Investors have pumped a record amount of money into equity funds focused on emerging markets this year in a sharp reversal of sentiment.
Emerging equity fund inflows surged to $80.3bn in 2009, according to research group EPFR Global. That was the highest influx since EPFR started tracking the data in 1997 and compared with $49.5bn of outflows in 2008.
This year’s inflows also were $25.9bn more than the previous record in 2007 and contrasted with the $86bn of outflows suffered by developed world equity funds in 2009.
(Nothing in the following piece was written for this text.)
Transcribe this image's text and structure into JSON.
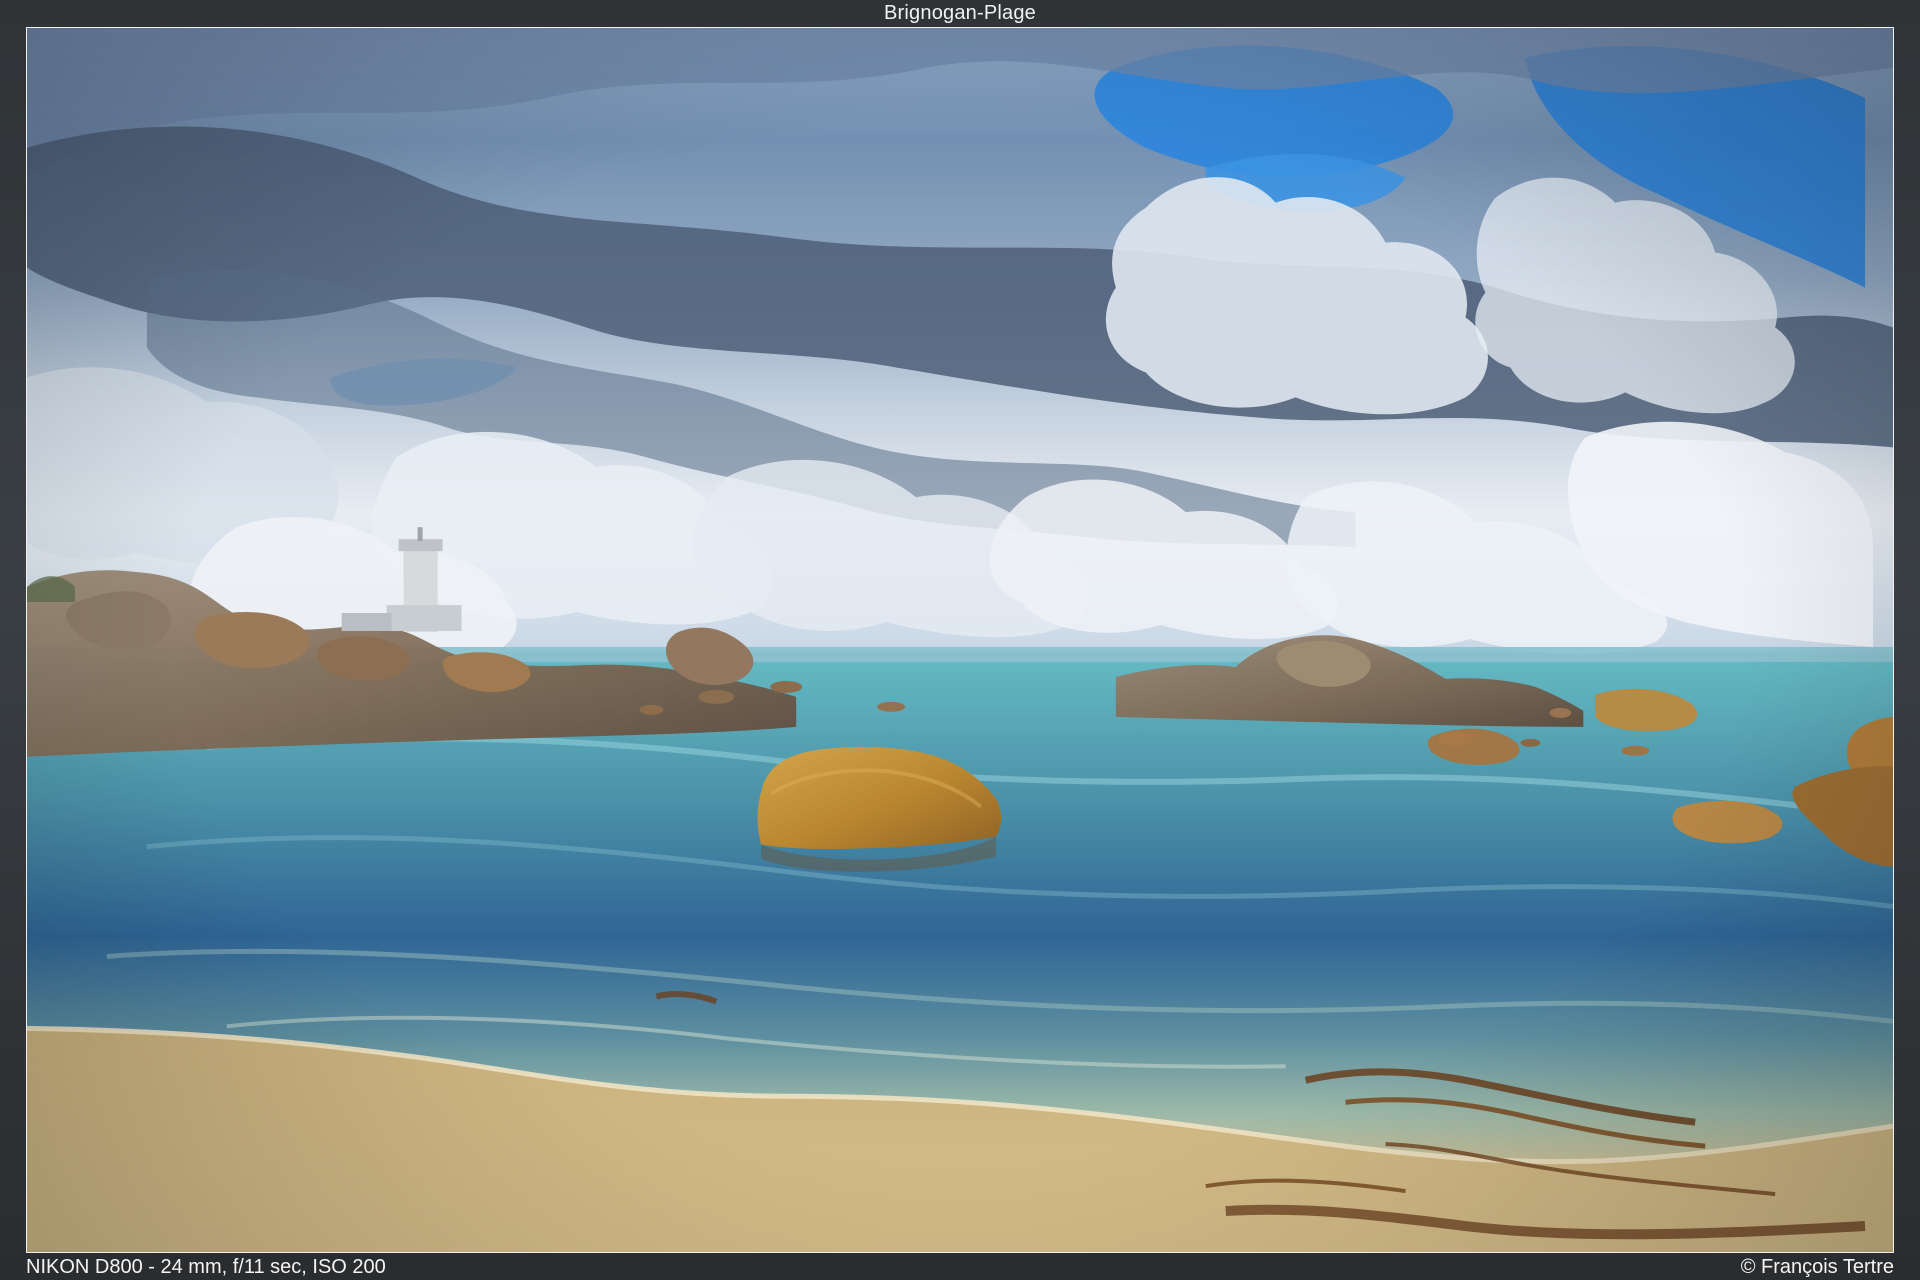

“It has been a great year for the emerging markets after the collapse of many of these markets at the end of 2008,” said Nigel Rendell, senior emerging market strategist at RBC Capital Markets.
The FTSE All-World Emerging Markets Index has risen 75 per cent since January 1, far outpacing the 28 per cent gain reaped by the FTSE All-World Developed Index.
Analysts said emerging markets were valued at about 20 times their trailing 12-month earnings, compared with about 7.9 times during March lows.
The world’s four biggest emerging market economies, Brazil, Russia, India and China (known collectively as Bric) accounted for the bulk of this year’s investor interest, with about $60bn of these inflows.
Global emerging market equity funds, which mainly invest in the big four, have seen inflows of $39bn in 2009. Funds that specifically invest in the Bric as a group have seen $4.75bn of inflows this year, China-specific funds have absorbed $6.8bn, Brazil-specific funds $4.9bn, India $3.1bn and Russia $1.5bn.
In recent months, flows have been boosted by funds that normally only invest in developed world stocks, as well as dedicated emerging market groups.
Investors have been particularly keen to gain exposure to China as it has become the driving force behind the global economy, with growth forecasts of 10 per cent for 2010, says RBC Capital Markets.
With industrialised economies expected to grow at much lower levels than their emerging market peers, investors expect greater returns from developing world stocks.
Emerging market currencies, such as the Brazilian real and the South African rand, also had a strong year. The real is up 25 per cent against the US dollar and the rand is up 22 per cent since January 1.
Analysts warn that the outlook remains uncertain for next year because any signs of a slowdown in the US economy could prompt a sharp rise in risk aversion. This could prompt a sell-off in emerging markets.